Maurizio Sarri

There’s another new dawn at Chelsea. The Maurizio Sarri era has begun – and the latest coach has a major job on his hands. It all went a bit stale around Stamford Bridge last season as Antonio Conte lost his way, and ultimately paid the price by departing the club in the summer.

But, what does Sarri need to do to transform Chelsea from the team that failed to mount even a token defence of the league title Conte won in 2016-17 – trailing 30 points behind champions Manchester City last season – to one that can challenge again?

That’s the bar that Chelsea should aim for, with former star Ashley Cole recently claiming the Blues will be in the title fight – check Betway for latest odds on winning the Premier League.

There’s a term for Sarri’s tactics and the methods he uses to set his teams up – Sarriball.

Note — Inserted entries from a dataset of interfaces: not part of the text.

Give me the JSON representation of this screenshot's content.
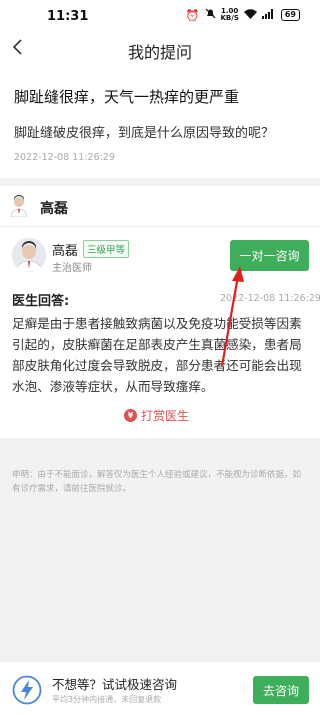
{
  "status_bar": {
    "time": "11:31",
    "net_speed_top": "1.00",
    "net_speed_bottom": "KB/S",
    "battery": "69"
  },
  "nav": {
    "title": "我的提问"
  },
  "question": {
    "title": "脚趾缝很痒，天气一热痒的更严重",
    "body": "脚趾缝破皮很痒，到底是什么原因导致的呢？",
    "time": "2022-12-08 11:26:29"
  },
  "doctor": {
    "name": "高磊",
    "hospital_level": "三级甲等",
    "role": "主治医师",
    "consult_label": "一对一咨询"
  },
  "reply": {
    "label": "医生回答:",
    "time": "2022-12-08 11:26:29",
    "text": "足癣是由于患者接触致病菌以及免疫功能受损等因素引起的，皮肤癣菌在足部表皮产生真菌感染，患者局部皮肤角化过度会导致脱皮，部分患者还可能会出现水泡、渗液等症状，从而导致瘙痒。",
    "tip_icon": "¥",
    "tip_label": "打赏医生"
  },
  "disclaimer": "申明：由于不能面诊，解答仅为医生个人经验或建议，不能视为诊断依据，如有诊疗需求，请前往医院就诊。",
  "bottom": {
    "title": "不想等？试试极速咨询",
    "subtitle": "平均3分钟内接通，未回复退款",
    "go_label": "去咨询"
  },
  "colors": {
    "accent_green": "#3fae5b",
    "tip_red": "#e0504f",
    "arrow_red": "#e0201a"
  }
}
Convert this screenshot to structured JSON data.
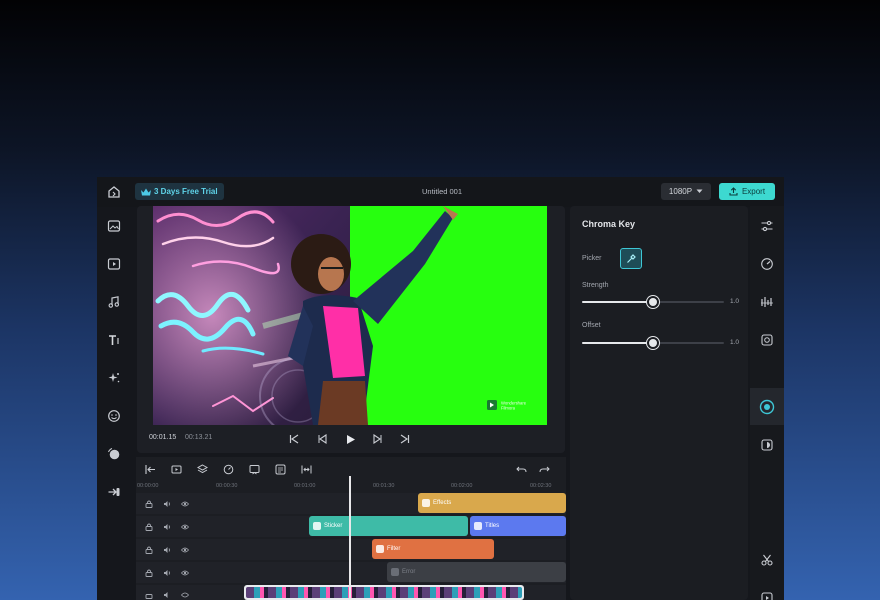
{
  "app": {
    "title": "Untitled 001",
    "trial_badge": "3 Days Free Trial",
    "resolution": "1080P",
    "export_label": "Export"
  },
  "left_rail": {
    "items": [
      {
        "icon": "image-icon"
      },
      {
        "icon": "video-icon"
      },
      {
        "icon": "music-icon"
      },
      {
        "icon": "text-icon"
      },
      {
        "icon": "effects-icon"
      },
      {
        "icon": "sticker-icon"
      },
      {
        "icon": "filter-icon"
      },
      {
        "icon": "transition-icon"
      }
    ]
  },
  "preview": {
    "current_time": "00:01.15",
    "total_time": "00:13.21",
    "watermark": "Wondershare Filmora"
  },
  "timeline": {
    "ruler": [
      "00:00:00",
      "00:00:30",
      "00:01:00",
      "00:01:30",
      "00:02:00",
      "00:02:30"
    ],
    "clips": {
      "effects": "Effects",
      "sticker": "Sticker",
      "titles": "Titles",
      "filter": "Filter",
      "error": "Error"
    }
  },
  "properties": {
    "title": "Chroma Key",
    "picker_label": "Picker",
    "strength_label": "Strength",
    "strength_value": "1.0",
    "strength_fraction": 0.5,
    "offset_label": "Offset",
    "offset_value": "1.0",
    "offset_fraction": 0.5
  },
  "colors": {
    "accent": "#3dd9d0",
    "green_screen": "#27ff0f",
    "effects_clip": "#d9a84c",
    "sticker_clip": "#3ebba7",
    "titles_clip": "#5c79ef",
    "filter_clip": "#e07142",
    "error_clip": "#3c3f45"
  }
}
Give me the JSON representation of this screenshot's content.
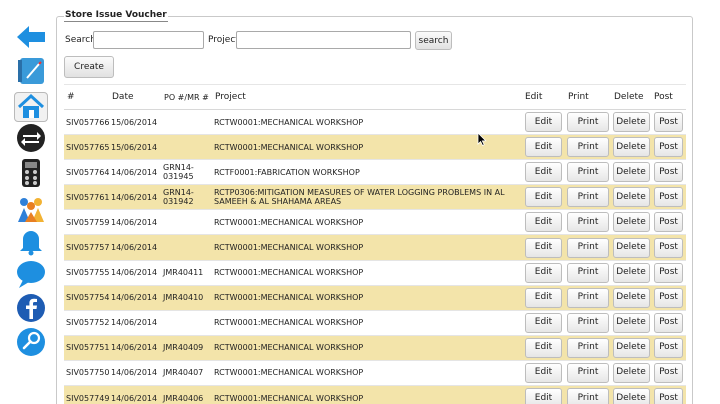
{
  "panel": {
    "title": "Store Issue Voucher"
  },
  "search": {
    "label": "Search",
    "value": "",
    "project_label": "Project",
    "project_value": "",
    "button": "search"
  },
  "create_button": "Create",
  "columns": [
    "#",
    "Date",
    "PO #/MR #",
    "Project",
    "Edit",
    "Print",
    "Delete",
    "Post"
  ],
  "actions": {
    "edit": "Edit",
    "print": "Print",
    "delete": "Delete",
    "post": "Post"
  },
  "rows": [
    {
      "id": "SIV057766",
      "date": "15/06/2014",
      "po": "",
      "project": "RCTW0001:MECHANICAL WORKSHOP"
    },
    {
      "id": "SIV057765",
      "date": "15/06/2014",
      "po": "",
      "project": "RCTW0001:MECHANICAL WORKSHOP"
    },
    {
      "id": "SIV057764",
      "date": "14/06/2014",
      "po": "GRN14-031945",
      "project": "RCTF0001:FABRICATION WORKSHOP"
    },
    {
      "id": "SIV057761",
      "date": "14/06/2014",
      "po": "GRN14-031942",
      "project": "RCTP0306:MITIGATION MEASURES OF WATER LOGGING PROBLEMS IN AL SAMEEH & AL SHAHAMA AREAS"
    },
    {
      "id": "SIV057759",
      "date": "14/06/2014",
      "po": "",
      "project": "RCTW0001:MECHANICAL WORKSHOP"
    },
    {
      "id": "SIV057757",
      "date": "14/06/2014",
      "po": "",
      "project": "RCTW0001:MECHANICAL WORKSHOP"
    },
    {
      "id": "SIV057755",
      "date": "14/06/2014",
      "po": "JMR40411",
      "project": "RCTW0001:MECHANICAL WORKSHOP"
    },
    {
      "id": "SIV057754",
      "date": "14/06/2014",
      "po": "JMR40410",
      "project": "RCTW0001:MECHANICAL WORKSHOP"
    },
    {
      "id": "SIV057752",
      "date": "14/06/2014",
      "po": "",
      "project": "RCTW0001:MECHANICAL WORKSHOP"
    },
    {
      "id": "SIV057751",
      "date": "14/06/2014",
      "po": "JMR40409",
      "project": "RCTW0001:MECHANICAL WORKSHOP"
    },
    {
      "id": "SIV057750",
      "date": "14/06/2014",
      "po": "JMR40407",
      "project": "RCTW0001:MECHANICAL WORKSHOP"
    },
    {
      "id": "SIV057749",
      "date": "14/06/2014",
      "po": "JMR40406",
      "project": "RCTW0001:MECHANICAL WORKSHOP"
    }
  ],
  "dock_icons": [
    "back-arrow-icon",
    "notebook-icon",
    "home-icon",
    "swap-icon",
    "calculator-icon",
    "people-icon",
    "bell-icon",
    "chat-bubble-icon",
    "facebook-icon",
    "search-magnifier-icon"
  ],
  "colors": {
    "row_alt": "#f3e4aa",
    "dock_blue": "#1e8fe0",
    "dock_dark": "#222222"
  }
}
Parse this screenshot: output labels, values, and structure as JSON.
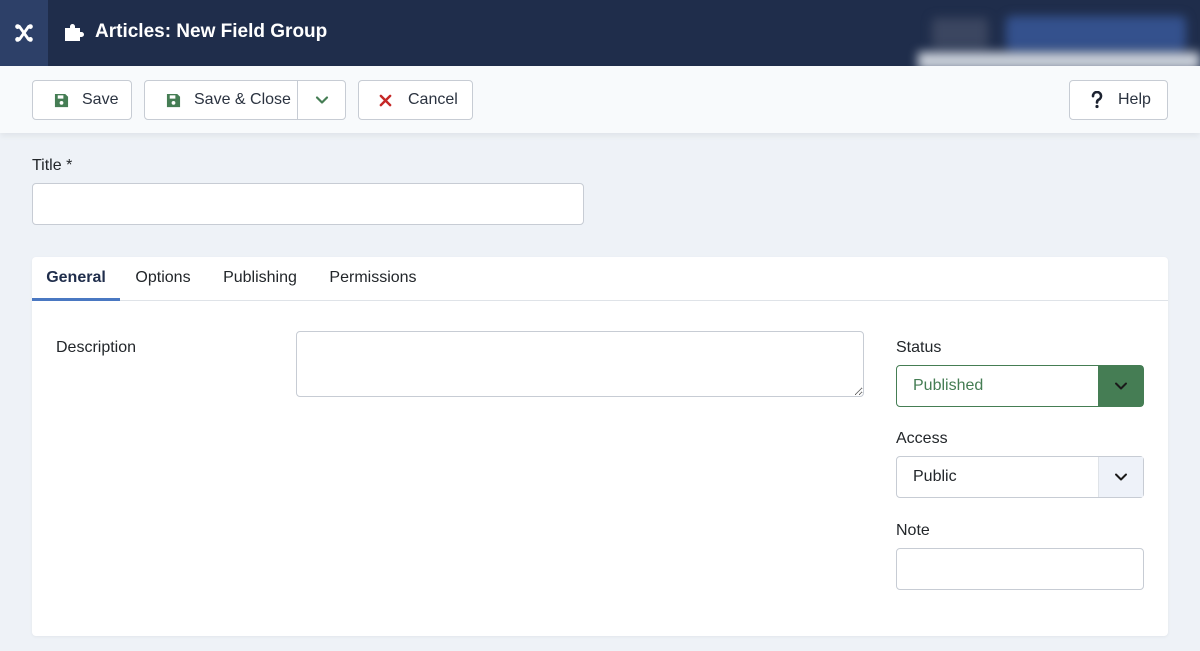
{
  "header": {
    "title": "Articles: New Field Group"
  },
  "toolbar": {
    "save_label": "Save",
    "save_close_label": "Save & Close",
    "cancel_label": "Cancel",
    "help_label": "Help"
  },
  "form": {
    "title_label": "Title *",
    "title_value": ""
  },
  "tabs": [
    {
      "label": "General",
      "active": true
    },
    {
      "label": "Options",
      "active": false
    },
    {
      "label": "Publishing",
      "active": false
    },
    {
      "label": "Permissions",
      "active": false
    }
  ],
  "general": {
    "description_label": "Description",
    "description_value": "",
    "status_label": "Status",
    "status_value": "Published",
    "access_label": "Access",
    "access_value": "Public",
    "note_label": "Note",
    "note_value": ""
  },
  "colors": {
    "header_bg": "#1f2d4b",
    "published_green": "#457d54",
    "cancel_red": "#c52827",
    "tab_active_underline": "#4a78c2"
  },
  "icons": {
    "logo": "joomla-logo-icon",
    "page": "puzzle-piece-icon",
    "save": "floppy-disk-icon",
    "save_close": "floppy-disk-icon",
    "dropdown": "chevron-down-icon",
    "cancel": "close-icon",
    "help": "question-mark-icon"
  }
}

The basics of those tactics are detailed in this excellent piece by Goal; a transition from the defensive set-up favoured by Conte to a more attacking, high-pressing one deployed by Sarri.

It’s still early days but we’ve already seen those changes in the Chelsea team and style. Conte’s three-man central defensive line-up and wing-backs are out – Sarri’s 4-3-3 is in. This means Cesar Azpilicueta has been restored to his more conventional right-back position, from where he can more fully utilise his excellent distribution skills.

We all know Azpi can cross a ball as well as anyone in the Chelsea squad though of the two regular full-backs it’s Marcos Alonso who is probably going to get forward more often – as we saw when he galloped up to score the winner against Arsenal.

Sarri has already re-shaped the Chelsea midfield, with a new role for N’Golo Kante. The signing of Jorginho has been the catalyst for this new set-up. The Italian sits at the heart of the Blues midfield as a deep-lying playmaker, dictating the flow of a game and content to make simple pass after simple pass. Kante has therefore shifted over to a right centre midfield role in Sarri’s 4-3-3.

Fair play to the coach for quickly identifying that Kante has more to his game than simply winning the ball in the centre of midfield and making a pass.

N'golo Kante
Matthew Lewis/Getty Images

The Frenchman has seemingly never-ending energy and Sarri has already sussed that he can make a great impact pressing the opposition higher up the pitch and disrupting rival midfielders. Of course, Kante scored the opening goal against Huddersfield and a goal from N’Golo might not be such a rare sight this season.

What’s becoming clear already, just a few games into the season, is that Sarri’s Chelsea love having the football. In certain fixtures, and on certain occasions, Conte’s team would be content to stay in a defensive shape, absorb pressure, and hit opponents on the counter.

Under Sarri, Chelsea already look a different beast.

It’s not surprising that Chelsea completed 658 passes at Huddersfield – even as the away team you’d expect us to have more of the ball in that game. But against Arsenal? The Blues made 720 passes and enjoyed over 60% of possession. We’re not used to seeing such dominance against an opponent that has traditionally has a lot of the ball.

Even against Man City in the Community Shield, the passing stats were pretty similar. Chelsea made 523 passes against City’s 584. Maybe Sarri will give Guardiola a run for his money when it comes to stylistic merit this season.

So far, we’ve seen Willian and Pedro in the wide attacking roles, flitting from outside midfield positions to more advanced slots when Chelsea are on the front foot. The Sarri template seems fairly clear, but there is still a big question to answer. Or two.

Where does Eden Hazard fit in to all this?

And is Alvaro Morata goal scorer Plan A?

Morata had a mixed time in his debut season – a fast start tailed off and he struggled badly from winter onwards. He’s started the 2018-19 campaign encouragingly, even if his reported goal target looks super ambitious. We can expect Olivier Giroud to challenge for that position.

Alvaro Morata

But there’s also another theory – Hazard’s future role, under Sarri, may be as a deep-lying forward. Yes, that ‘false nine’ that has become fashionable in recent years. When at Napoli, Sarri successfully transitioned Dries Mertens into a forward and it’s easy to see Hazard, an overall more talented footballer, doing the same.

It’s going to be fascinating to see what Sarri is going to do with this Chelsea squad, but early performances suggest it’s going to be an enjoyable ride. Some of those Chelsea players already look like they’re benefiting from a new lease of life. Sarri is like a breath of fresh air.

Leave a Reply

avatar